Promethea (1999-2005) was an award-winning comic book series by Alan Moore, published by Americas Best Comics. Sorry, we're probably going to have to be more specific, huh?The protagonist, student Sophie Bangs, while researching a college paper, discovers several references to a character named Promethea. These references are in a variety of literary works including epic poetry and comic books. Curious Sophie investigates and eventually finds Barbara Shelley, the wife of the now-deceased author of the latest incarnation of the character. Her attempt to interview Ms. Shelley is unsuccessful.Her investigation has been noticed, and she is warned by Barbara Shelley. On her way home she's attacked by a Living Shadow, but is rescued by a curious figure - Barbara, dressed as the latest incarnation of the Promethea character.After they escape, Barbara tells Sophie how her husband's imagination made it possible for her to become Promethea.
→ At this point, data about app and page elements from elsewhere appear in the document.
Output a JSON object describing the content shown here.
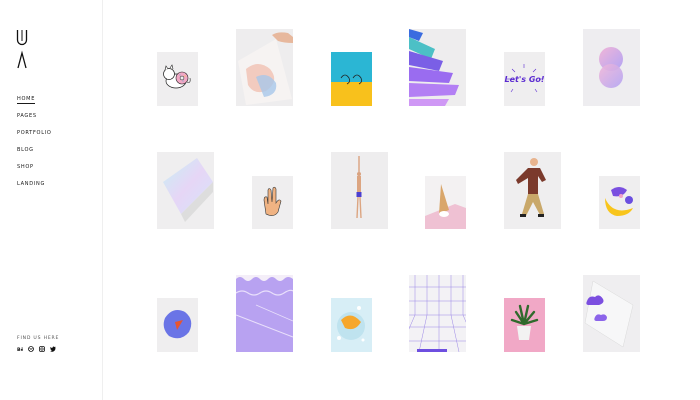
{
  "sidebar": {
    "logo_icon": "U-logo-icon",
    "nav": [
      {
        "label": "Home",
        "active": true
      },
      {
        "label": "Pages",
        "active": false
      },
      {
        "label": "Portfolio",
        "active": false
      },
      {
        "label": "Blog",
        "active": false
      },
      {
        "label": "Shop",
        "active": false
      },
      {
        "label": "Landing",
        "active": false
      }
    ],
    "find_us_label": "Find us here",
    "socials": [
      "behance-icon",
      "dribbble-icon",
      "instagram-icon",
      "twitter-icon"
    ]
  },
  "gallery": {
    "items": [
      {
        "name": "donut-cat-sticker"
      },
      {
        "name": "watercolor-paper-hand"
      },
      {
        "name": "yellow-teal-sketch-card"
      },
      {
        "name": "purple-color-swatches"
      },
      {
        "name": "lets-go-lettering",
        "text": "Let's Go!"
      },
      {
        "name": "gradient-pink-blob"
      },
      {
        "name": "holographic-notebook"
      },
      {
        "name": "hand-sign-drawing"
      },
      {
        "name": "swimmer-figure"
      },
      {
        "name": "dropped-ice-cream"
      },
      {
        "name": "dancing-man-photo"
      },
      {
        "name": "banana-character"
      },
      {
        "name": "blue-blob-character"
      },
      {
        "name": "purple-pool-water"
      },
      {
        "name": "orange-slice-splash"
      },
      {
        "name": "purple-grid-room"
      },
      {
        "name": "plant-in-pink"
      },
      {
        "name": "purple-clouds-glass"
      }
    ]
  }
}
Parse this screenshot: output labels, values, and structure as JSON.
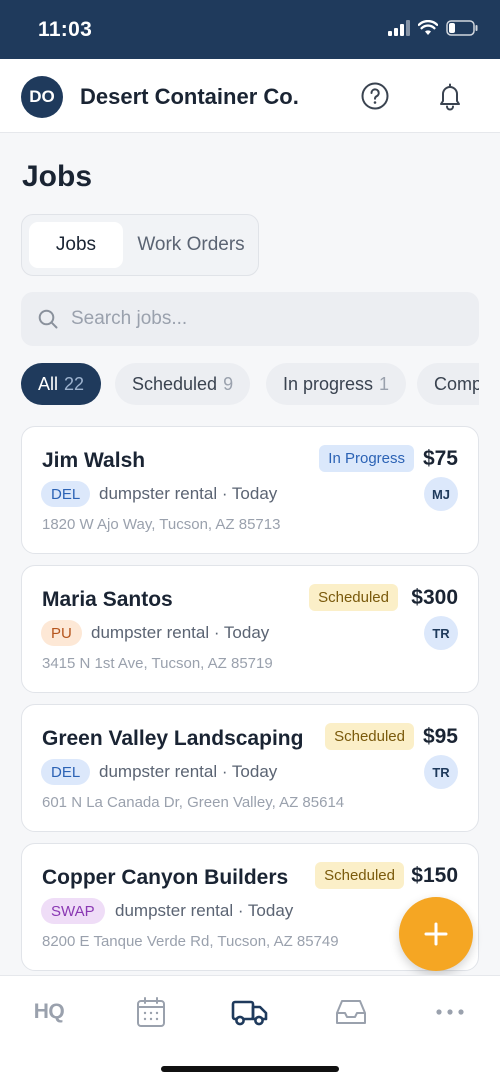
{
  "status_bar": {
    "time": "11:03"
  },
  "header": {
    "avatar_initials": "DO",
    "company_name": "Desert Container Co."
  },
  "page": {
    "title": "Jobs"
  },
  "segment": {
    "tabs": [
      "Jobs",
      "Work Orders"
    ],
    "active": "Jobs"
  },
  "search": {
    "placeholder": "Search jobs..."
  },
  "filters": [
    {
      "label": "All",
      "count": "22",
      "active": true
    },
    {
      "label": "Scheduled",
      "count": "9",
      "active": false
    },
    {
      "label": "In progress",
      "count": "1",
      "active": false
    },
    {
      "label": "Comp",
      "count": "",
      "active": false
    }
  ],
  "jobs": [
    {
      "name": "Jim Walsh",
      "status": "In Progress",
      "price": "$75",
      "type": "DEL",
      "meta": "dumpster rental · Today",
      "address": "1820 W Ajo Way, Tucson, AZ 85713",
      "assignee": "MJ"
    },
    {
      "name": "Maria Santos",
      "status": "Scheduled",
      "price": "$300",
      "type": "PU",
      "meta": "dumpster rental · Today",
      "address": "3415 N 1st Ave, Tucson, AZ 85719",
      "assignee": "TR"
    },
    {
      "name": "Green Valley Landscaping",
      "status": "Scheduled",
      "price": "$95",
      "type": "DEL",
      "meta": "dumpster rental · Today",
      "address": "601 N La Canada Dr, Green Valley, AZ 85614",
      "assignee": "TR"
    },
    {
      "name": "Copper Canyon Builders",
      "status": "Scheduled",
      "price": "$150",
      "type": "SWAP",
      "meta": "dumpster rental · Today",
      "address": "8200 E Tanque Verde Rd, Tucson, AZ 85749",
      "assignee": ""
    }
  ],
  "tabbar": {
    "hq_label": "HQ",
    "items": [
      "hq",
      "calendar",
      "truck",
      "inbox",
      "more"
    ],
    "active": "truck"
  },
  "colors": {
    "primary": "#1f3a5c",
    "accent": "#f5a623"
  }
}
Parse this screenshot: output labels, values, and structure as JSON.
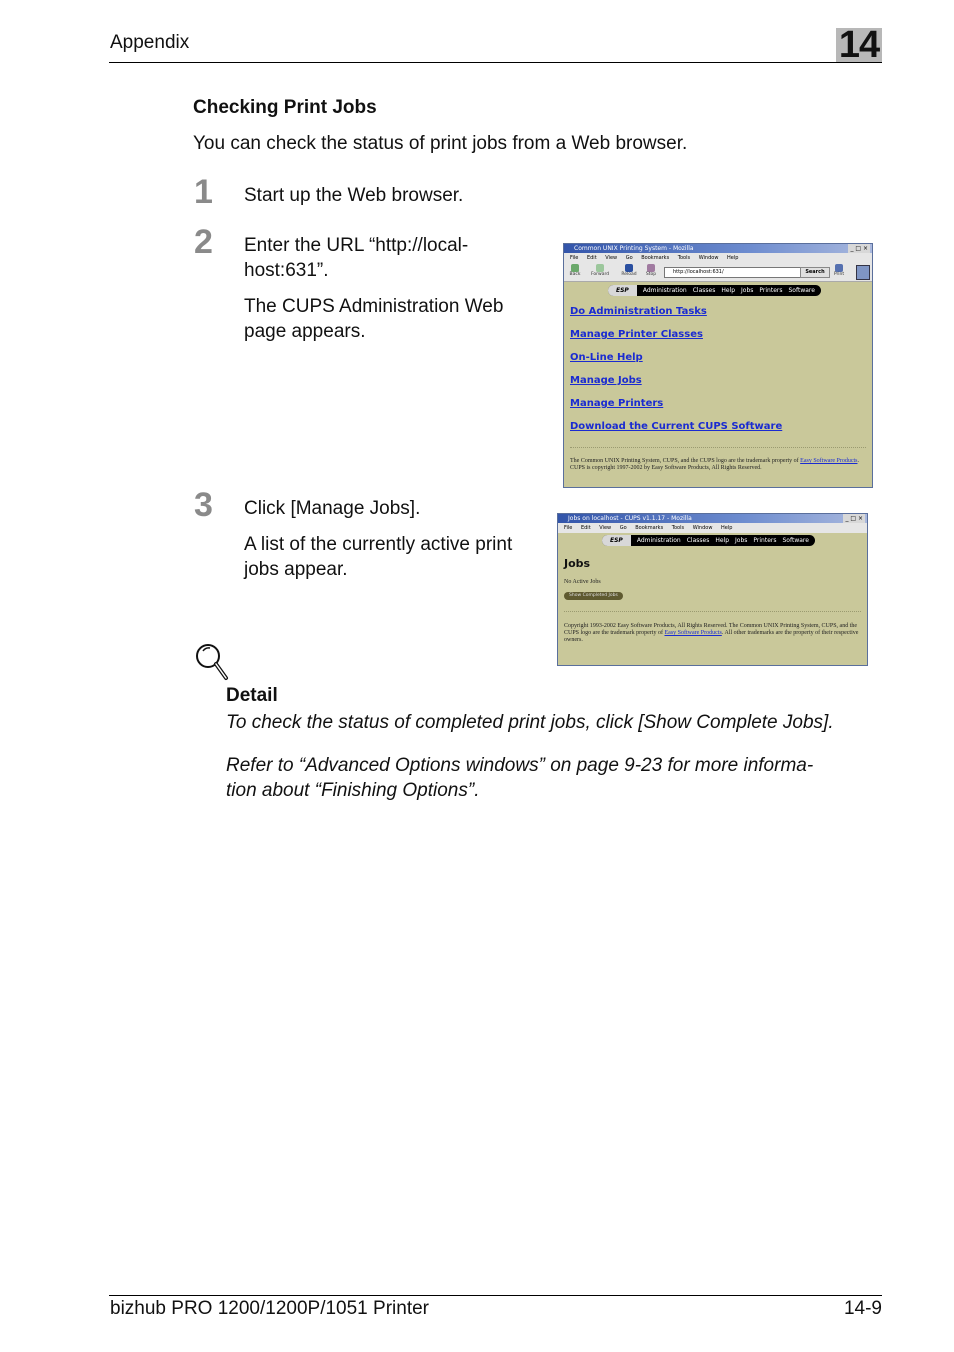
{
  "header": {
    "section": "Appendix",
    "chapter": "14"
  },
  "section": {
    "title": "Checking Print Jobs",
    "intro": "You can check the status of print jobs from a Web browser."
  },
  "steps": [
    {
      "num": "1",
      "lines": [
        "Start up the Web browser."
      ]
    },
    {
      "num": "2",
      "lines": [
        "Enter the URL “http://local-",
        "host:631”."
      ],
      "sub": [
        "The CUPS Administration Web",
        "page appears."
      ]
    },
    {
      "num": "3",
      "lines": [
        "Click [Manage Jobs]."
      ],
      "sub": [
        "A list of the currently active print",
        "jobs appear."
      ]
    }
  ],
  "browser1": {
    "title": "Common UNIX Printing System - Mozilla",
    "window_controls": "_ □ ×",
    "menu": [
      "File",
      "Edit",
      "View",
      "Go",
      "Bookmarks",
      "Tools",
      "Window",
      "Help"
    ],
    "toolbar": [
      "Back",
      "Forward",
      "Reload",
      "Stop"
    ],
    "url": "http://localhost:631/",
    "search": "Search",
    "print": "Print",
    "nav": {
      "esp": "ESP",
      "items": [
        "Administration",
        "Classes",
        "Help",
        "Jobs",
        "Printers",
        "Software"
      ]
    },
    "links": [
      "Do Administration Tasks",
      "Manage Printer Classes",
      "On-Line Help",
      "Manage Jobs",
      "Manage Printers",
      "Download the Current CUPS Software"
    ],
    "footer_text1": "The Common UNIX Printing System, CUPS, and the CUPS logo are the trademark property of ",
    "footer_link": "Easy Software Products",
    "footer_text2": ". CUPS is copyright 1997-2002 by Easy Software Products, All Rights Reserved."
  },
  "browser2": {
    "title": "Jobs on localhost - CUPS v1.1.17 - Mozilla",
    "window_controls": "_ □ ×",
    "menu": [
      "File",
      "Edit",
      "View",
      "Go",
      "Bookmarks",
      "Tools",
      "Window",
      "Help"
    ],
    "nav": {
      "esp": "ESP",
      "items": [
        "Administration",
        "Classes",
        "Help",
        "Jobs",
        "Printers",
        "Software"
      ]
    },
    "heading": "Jobs",
    "status": "No Active Jobs",
    "button": "Show Completed Jobs",
    "footer_text1": "Copyright 1993-2002 Easy Software Products, All Rights Reserved. The Common UNIX Printing System, CUPS, and the CUPS logo are the trademark property of ",
    "footer_link": "Easy Software Products",
    "footer_text2": ". All other trademarks are the property of their respective owners."
  },
  "detail": {
    "title": "Detail",
    "lines": [
      "To check the status of completed print jobs, click [Show Complete Jobs].",
      "Refer to “Advanced Options windows” on page 9-23 for more informa-",
      "tion about “Finishing Options”."
    ]
  },
  "footer": {
    "product": "bizhub PRO 1200/1200P/1051 Printer",
    "page": "14-9"
  }
}
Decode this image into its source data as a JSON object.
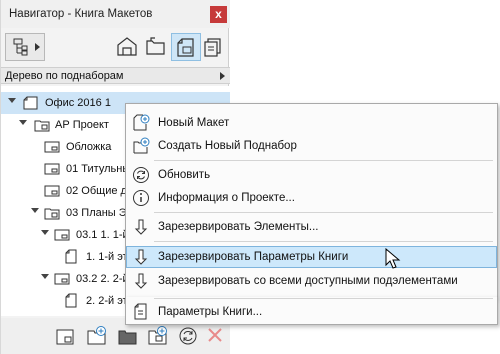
{
  "window": {
    "title": "Навигатор - Книга Макетов",
    "close": "x"
  },
  "view_dropdown": {
    "selected": "Дерево по поднаборам"
  },
  "tree": [
    {
      "label": "Офис 2016 1",
      "selected": true
    },
    {
      "label": "АР Проект"
    },
    {
      "label": "Обложка"
    },
    {
      "label": "01 Титульны"
    },
    {
      "label": "02 Общие д"
    },
    {
      "label": "03 Планы Э"
    },
    {
      "label": "03.1 1. 1-й"
    },
    {
      "label": "1. 1-й эт"
    },
    {
      "label": "03.2 2. 2-й"
    },
    {
      "label": "2. 2-й эт"
    }
  ],
  "context_menu": {
    "items": [
      {
        "label": "Новый Макет",
        "icon": "new-layout-icon"
      },
      {
        "label": "Создать Новый Поднабор",
        "icon": "new-subset-icon"
      },
      {
        "label": "Обновить",
        "icon": "refresh-icon"
      },
      {
        "label": "Информация о Проекте...",
        "icon": "info-icon"
      },
      {
        "label": "Зарезервировать Элементы...",
        "icon": "reserve-icon"
      },
      {
        "label": "Зарезервировать Параметры Книги",
        "icon": "reserve-icon",
        "highlighted": true
      },
      {
        "label": "Зарезервировать со всеми доступными подэлементами",
        "icon": "reserve-icon"
      },
      {
        "label": "Параметры Книги...",
        "icon": "book-settings-icon"
      }
    ]
  },
  "colors": {
    "selection": "#cde4f7",
    "menu_highlight": "#cde8fb",
    "close": "#c63a3a",
    "accent_icon": "#2f7fc1"
  }
}
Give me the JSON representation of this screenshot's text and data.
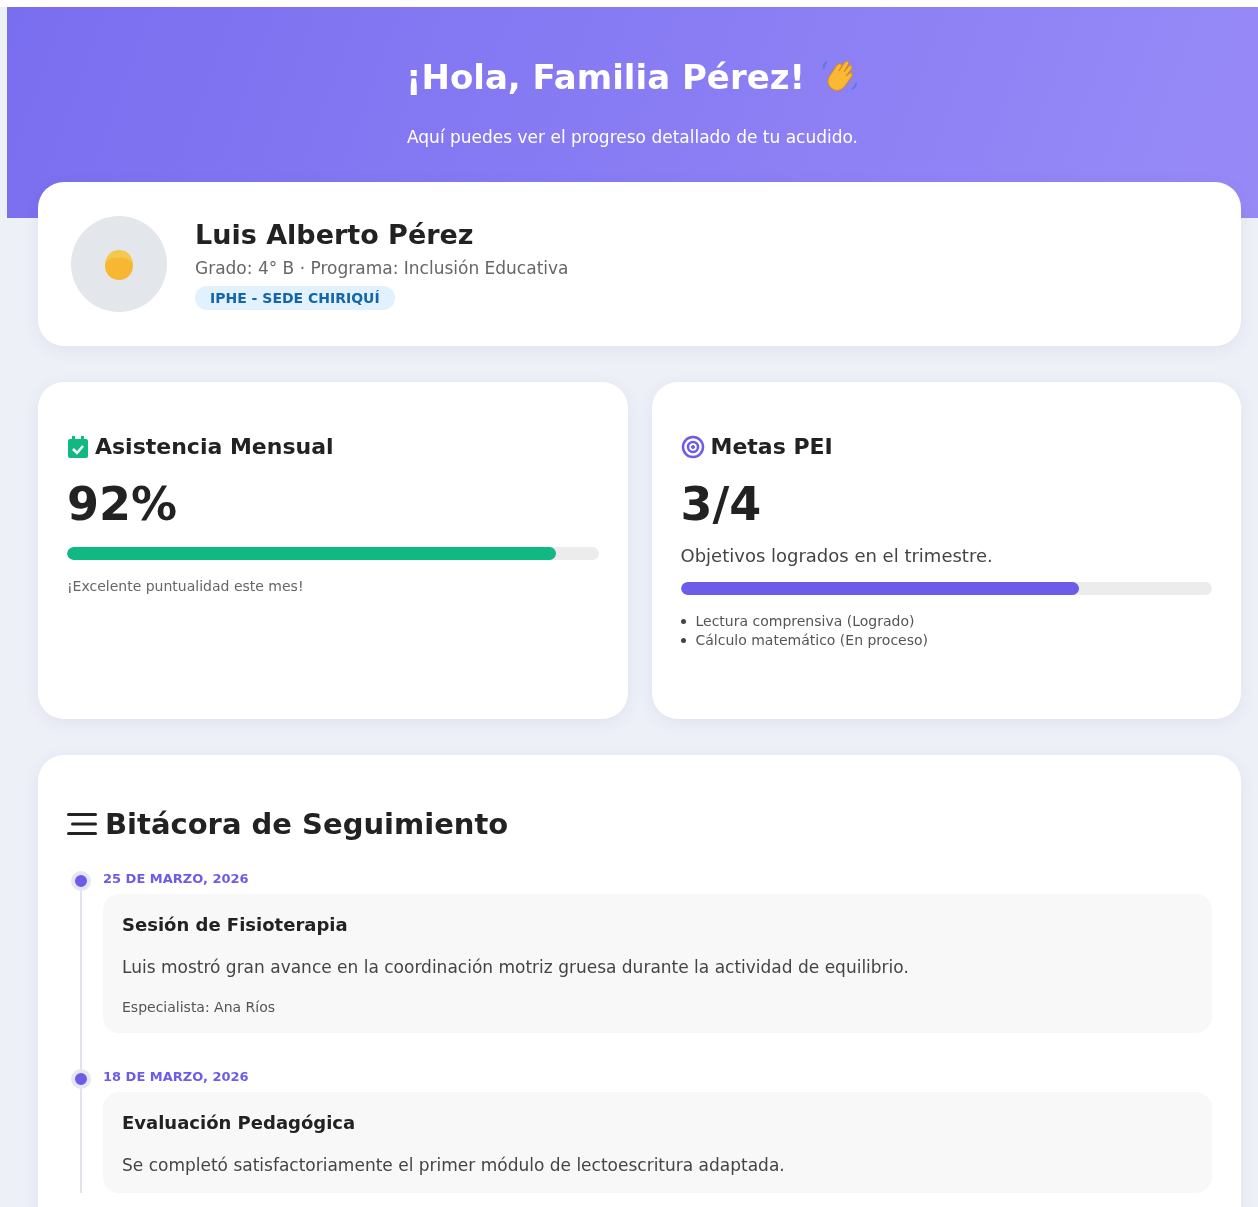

She explains to Sophie that in ancient Egypt a magician tried to save his daughter from the religious persecution that would kill him by getting his gods to preserve her forever as a story. Barbara further explains that some authors including her husband enabled her to cross back into the material world through the power of imagination as the superhero Promethea. Barbara warns Sophie that they have only managed to slow the Living Shadow down. She suggests that Sophie try and use her creativity to summon Promethea or they are both doomed. Sophie retreats and writes about the character, imagining herself as Promethea, and succeeds in fully embodying her. She manages to fight back the creature as it returns, but her troubles have only just begun.Now Sophie has to figure out how to be Promethea and herself. She has to learn to identify and deal with Promethea's enemies, and for that she seeks guidance from the former incarnations of Promethea. This involves journeys into the Immateria, where individual imagination and a more universal plane of ideas meet.The series has a heavy focus on the occult, and its related spiritual and psychological questions.
Action Girl: Most, but not all, incarnations of Promethea.
The Painted Doll is fond of addressing the reader, particularly after a murder.
As The End of the World as We Know It approaches, the series writer and artist make cameo appearances, as does the reader, when Promethea, in her final revelation to humankind, acknowledges the story she's a part of, while emphasizing it's not just a story.
Cliché Storm: The entire point of the Weeping Gorilla, an in-universe comic book character whose only function is to spout such maudlin, commonplace sayings as "Why do pets have to die?" and "I hate my body."invoked
Ethnic Scrappy: The Little Margie strips spoof this with Chinky, a ridiculously racist Chinese caricature. The Little Margie comic started in 1901; realistically, it probably could have been much worse.invoked
Although within Promethea itself Chinky only appears in Moore's prose prologue to the series, Steve Moore (no relation to Alan), in Tomorrow Stories, included him in two Spin-OffLittle Margie tales in the form of Little Nemo-style Newspaper Comics. The first tale plays the trope straight; the second subverts it by having Chinky reveal himself in his true form as a non-stereotypical Chinese prince, Ching-Ki.
Gender Bender: While Promethea is always female, one of the incarnations was male, and transformed when needed - the fact that he was a gay man was a factor in some unfortunate circumstances. There's also one of the Five Swell Guys, who seems to have suffered a permanent one-way transformation to female
The Ghost: the Night Queen is referenced repeatedly, but never actually appears.
Higher Self: Promethea herself is a higher self to the various people who embody her. The Angel Boo-Boo definitely is, being the guardian angel and divine expression of the previous Promethea, Barbara Shelley.
The Scrappy: Little Margie is an in-universe example. As the fictional creation of Margaret, she's stuck hanging around for eternity in the Immateria with her and the other deceased Promethea hosts, and her Little Nemo-like exclamations get on their nerves.invoked
Shout-Out: Every cover pays a homage to a certain artistic style, from Andy Warhol to Van Gogh's, including a simile of mid-20th century monster movies.